● **What you are asked to do**
Lines with the string "Delete" in the data below: report how many there are, and write nothing but the number.

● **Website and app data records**
++++++++

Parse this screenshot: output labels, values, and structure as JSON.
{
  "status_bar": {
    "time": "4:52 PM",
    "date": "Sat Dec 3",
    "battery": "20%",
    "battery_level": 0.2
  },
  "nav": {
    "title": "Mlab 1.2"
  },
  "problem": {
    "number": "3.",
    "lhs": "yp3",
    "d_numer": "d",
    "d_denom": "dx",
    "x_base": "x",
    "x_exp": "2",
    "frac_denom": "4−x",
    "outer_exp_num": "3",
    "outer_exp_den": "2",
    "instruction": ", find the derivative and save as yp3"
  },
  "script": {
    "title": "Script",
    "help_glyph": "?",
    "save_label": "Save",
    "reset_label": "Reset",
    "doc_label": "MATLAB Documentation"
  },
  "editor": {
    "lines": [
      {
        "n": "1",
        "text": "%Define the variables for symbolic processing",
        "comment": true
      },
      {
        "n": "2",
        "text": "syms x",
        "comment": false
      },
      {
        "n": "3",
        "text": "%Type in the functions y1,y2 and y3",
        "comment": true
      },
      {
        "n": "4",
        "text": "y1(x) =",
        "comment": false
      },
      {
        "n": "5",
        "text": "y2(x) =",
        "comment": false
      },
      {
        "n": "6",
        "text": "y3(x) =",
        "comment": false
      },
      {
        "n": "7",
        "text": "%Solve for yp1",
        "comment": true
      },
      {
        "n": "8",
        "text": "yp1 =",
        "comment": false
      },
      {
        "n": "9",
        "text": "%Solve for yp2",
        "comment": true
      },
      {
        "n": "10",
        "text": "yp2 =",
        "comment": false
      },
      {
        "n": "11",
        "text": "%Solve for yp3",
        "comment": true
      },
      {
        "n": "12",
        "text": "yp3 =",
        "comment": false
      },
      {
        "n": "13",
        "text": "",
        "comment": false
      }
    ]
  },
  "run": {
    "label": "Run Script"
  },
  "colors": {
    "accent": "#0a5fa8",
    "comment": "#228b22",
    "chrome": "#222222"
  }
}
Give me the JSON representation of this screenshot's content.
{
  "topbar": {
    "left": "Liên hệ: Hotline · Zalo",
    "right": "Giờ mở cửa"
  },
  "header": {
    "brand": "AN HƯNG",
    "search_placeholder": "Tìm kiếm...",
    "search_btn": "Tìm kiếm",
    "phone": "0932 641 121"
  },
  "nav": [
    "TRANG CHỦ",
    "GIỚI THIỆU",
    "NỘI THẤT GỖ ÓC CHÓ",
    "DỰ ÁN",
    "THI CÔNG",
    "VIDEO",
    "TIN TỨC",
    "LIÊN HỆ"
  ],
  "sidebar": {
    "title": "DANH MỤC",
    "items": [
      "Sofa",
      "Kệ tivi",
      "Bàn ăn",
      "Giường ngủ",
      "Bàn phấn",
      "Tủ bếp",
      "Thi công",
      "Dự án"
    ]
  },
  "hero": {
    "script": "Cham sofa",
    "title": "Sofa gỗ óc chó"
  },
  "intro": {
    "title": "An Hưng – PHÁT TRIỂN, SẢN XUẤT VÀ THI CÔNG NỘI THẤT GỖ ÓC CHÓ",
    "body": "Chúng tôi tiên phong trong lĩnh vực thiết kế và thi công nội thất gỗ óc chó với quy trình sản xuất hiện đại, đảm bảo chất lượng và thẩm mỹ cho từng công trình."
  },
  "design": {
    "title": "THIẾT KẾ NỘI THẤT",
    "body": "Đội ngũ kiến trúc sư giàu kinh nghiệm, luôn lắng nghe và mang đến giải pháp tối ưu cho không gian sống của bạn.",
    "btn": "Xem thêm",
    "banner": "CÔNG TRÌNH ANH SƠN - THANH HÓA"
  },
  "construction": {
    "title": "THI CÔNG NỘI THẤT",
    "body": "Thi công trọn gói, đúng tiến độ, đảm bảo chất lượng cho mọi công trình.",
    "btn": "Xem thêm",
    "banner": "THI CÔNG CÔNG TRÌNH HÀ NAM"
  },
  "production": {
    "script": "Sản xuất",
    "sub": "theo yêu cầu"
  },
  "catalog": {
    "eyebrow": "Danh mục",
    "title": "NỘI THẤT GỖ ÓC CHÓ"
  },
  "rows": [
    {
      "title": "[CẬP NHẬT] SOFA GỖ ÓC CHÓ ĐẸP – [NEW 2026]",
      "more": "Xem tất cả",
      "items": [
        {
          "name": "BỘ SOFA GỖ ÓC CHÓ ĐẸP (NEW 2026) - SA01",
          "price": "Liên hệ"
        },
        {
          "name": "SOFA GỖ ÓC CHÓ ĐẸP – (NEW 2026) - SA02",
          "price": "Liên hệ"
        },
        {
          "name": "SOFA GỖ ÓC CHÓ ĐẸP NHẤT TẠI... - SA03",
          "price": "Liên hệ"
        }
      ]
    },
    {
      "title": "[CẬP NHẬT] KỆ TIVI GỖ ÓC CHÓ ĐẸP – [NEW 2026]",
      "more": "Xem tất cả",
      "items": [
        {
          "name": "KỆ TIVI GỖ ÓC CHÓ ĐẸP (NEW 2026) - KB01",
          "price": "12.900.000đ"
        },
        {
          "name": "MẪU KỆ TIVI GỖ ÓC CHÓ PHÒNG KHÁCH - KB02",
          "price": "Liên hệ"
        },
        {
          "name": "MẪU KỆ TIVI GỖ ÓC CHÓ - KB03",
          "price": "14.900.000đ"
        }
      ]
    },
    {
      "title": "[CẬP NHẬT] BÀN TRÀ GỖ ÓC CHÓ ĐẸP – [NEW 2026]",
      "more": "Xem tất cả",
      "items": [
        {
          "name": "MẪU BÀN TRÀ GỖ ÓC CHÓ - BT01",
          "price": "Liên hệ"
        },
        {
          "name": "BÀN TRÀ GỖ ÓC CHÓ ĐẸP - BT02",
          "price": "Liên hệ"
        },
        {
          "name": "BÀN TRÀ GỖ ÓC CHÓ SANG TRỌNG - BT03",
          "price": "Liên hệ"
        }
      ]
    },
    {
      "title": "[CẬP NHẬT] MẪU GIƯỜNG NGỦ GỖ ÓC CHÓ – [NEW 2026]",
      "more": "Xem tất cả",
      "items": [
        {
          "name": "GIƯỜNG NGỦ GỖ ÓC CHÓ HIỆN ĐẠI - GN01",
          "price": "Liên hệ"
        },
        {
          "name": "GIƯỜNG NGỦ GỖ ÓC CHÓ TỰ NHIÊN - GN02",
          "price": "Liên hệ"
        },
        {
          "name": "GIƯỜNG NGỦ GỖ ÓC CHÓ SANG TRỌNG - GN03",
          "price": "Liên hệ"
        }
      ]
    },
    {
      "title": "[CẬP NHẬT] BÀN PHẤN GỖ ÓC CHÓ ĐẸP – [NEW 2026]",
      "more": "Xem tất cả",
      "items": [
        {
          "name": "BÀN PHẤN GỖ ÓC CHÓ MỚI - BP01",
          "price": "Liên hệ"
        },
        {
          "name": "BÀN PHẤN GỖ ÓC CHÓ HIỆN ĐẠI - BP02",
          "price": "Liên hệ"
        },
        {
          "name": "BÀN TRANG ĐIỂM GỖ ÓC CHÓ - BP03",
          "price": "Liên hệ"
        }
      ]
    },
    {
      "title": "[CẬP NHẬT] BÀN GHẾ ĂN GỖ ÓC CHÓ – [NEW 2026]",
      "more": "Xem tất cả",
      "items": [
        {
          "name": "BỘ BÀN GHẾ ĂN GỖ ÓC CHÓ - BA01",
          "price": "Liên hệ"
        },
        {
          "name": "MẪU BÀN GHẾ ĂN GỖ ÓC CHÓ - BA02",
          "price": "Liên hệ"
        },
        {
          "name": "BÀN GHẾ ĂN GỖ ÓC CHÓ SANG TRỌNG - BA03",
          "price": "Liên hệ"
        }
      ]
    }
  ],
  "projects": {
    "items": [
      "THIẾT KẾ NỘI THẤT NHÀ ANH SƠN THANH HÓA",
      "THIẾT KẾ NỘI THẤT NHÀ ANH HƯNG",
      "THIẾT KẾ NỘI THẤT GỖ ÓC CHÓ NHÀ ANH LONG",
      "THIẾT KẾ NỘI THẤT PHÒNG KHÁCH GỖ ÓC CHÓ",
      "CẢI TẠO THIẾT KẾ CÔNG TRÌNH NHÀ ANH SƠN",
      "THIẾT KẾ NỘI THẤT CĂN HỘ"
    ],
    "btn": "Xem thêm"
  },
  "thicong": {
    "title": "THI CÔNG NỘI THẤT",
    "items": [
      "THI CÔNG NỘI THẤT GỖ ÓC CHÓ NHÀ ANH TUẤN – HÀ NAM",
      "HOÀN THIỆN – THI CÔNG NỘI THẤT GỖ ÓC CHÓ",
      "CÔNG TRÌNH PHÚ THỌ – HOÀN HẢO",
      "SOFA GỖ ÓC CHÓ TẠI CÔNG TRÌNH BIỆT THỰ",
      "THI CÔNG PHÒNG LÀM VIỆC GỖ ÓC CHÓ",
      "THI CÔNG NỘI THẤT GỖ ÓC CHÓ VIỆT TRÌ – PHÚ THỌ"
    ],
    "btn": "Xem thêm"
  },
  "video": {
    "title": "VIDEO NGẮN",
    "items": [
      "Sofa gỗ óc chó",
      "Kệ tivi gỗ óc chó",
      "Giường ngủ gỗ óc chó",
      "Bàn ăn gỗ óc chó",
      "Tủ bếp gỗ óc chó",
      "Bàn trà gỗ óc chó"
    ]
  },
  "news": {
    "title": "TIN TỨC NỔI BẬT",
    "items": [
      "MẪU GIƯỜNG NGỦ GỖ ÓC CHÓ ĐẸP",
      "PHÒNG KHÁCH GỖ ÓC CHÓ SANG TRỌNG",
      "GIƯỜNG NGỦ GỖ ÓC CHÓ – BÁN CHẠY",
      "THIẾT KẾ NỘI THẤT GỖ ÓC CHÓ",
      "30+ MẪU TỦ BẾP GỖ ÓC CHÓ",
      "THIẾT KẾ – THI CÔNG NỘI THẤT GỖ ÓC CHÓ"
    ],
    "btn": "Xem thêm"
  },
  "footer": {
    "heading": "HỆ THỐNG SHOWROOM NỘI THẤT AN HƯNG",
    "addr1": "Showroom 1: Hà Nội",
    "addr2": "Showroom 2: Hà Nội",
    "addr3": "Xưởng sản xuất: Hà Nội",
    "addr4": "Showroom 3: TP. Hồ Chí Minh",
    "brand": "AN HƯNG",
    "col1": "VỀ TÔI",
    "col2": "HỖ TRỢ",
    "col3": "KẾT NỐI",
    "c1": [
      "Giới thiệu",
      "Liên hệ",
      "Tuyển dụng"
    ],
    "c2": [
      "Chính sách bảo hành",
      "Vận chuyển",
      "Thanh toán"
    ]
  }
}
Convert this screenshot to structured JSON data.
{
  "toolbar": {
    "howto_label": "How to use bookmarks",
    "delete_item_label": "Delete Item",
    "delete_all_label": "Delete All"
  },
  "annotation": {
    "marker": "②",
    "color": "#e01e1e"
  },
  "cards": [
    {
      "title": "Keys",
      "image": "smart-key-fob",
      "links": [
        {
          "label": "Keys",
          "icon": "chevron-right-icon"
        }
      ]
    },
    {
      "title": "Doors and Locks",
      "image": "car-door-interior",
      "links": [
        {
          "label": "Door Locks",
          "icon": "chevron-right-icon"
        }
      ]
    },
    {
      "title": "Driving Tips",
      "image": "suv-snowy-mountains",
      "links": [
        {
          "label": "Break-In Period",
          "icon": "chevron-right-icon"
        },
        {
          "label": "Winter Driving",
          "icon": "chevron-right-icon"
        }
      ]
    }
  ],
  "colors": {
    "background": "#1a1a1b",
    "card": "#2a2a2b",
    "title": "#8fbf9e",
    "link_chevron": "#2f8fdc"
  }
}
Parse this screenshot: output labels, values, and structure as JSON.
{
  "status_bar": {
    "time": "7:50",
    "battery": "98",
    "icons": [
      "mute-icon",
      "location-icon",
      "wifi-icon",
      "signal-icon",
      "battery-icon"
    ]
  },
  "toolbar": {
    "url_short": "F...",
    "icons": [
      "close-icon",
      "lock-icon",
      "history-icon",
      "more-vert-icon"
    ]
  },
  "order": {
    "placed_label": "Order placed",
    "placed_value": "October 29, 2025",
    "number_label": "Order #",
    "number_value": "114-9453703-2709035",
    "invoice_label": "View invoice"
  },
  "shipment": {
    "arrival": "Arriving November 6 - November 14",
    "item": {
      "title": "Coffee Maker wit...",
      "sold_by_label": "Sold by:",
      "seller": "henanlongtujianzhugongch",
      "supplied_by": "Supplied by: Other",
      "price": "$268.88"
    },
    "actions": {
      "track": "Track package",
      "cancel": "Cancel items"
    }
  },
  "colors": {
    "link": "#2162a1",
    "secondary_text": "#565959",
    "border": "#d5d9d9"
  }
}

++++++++

● **Worked solution**
2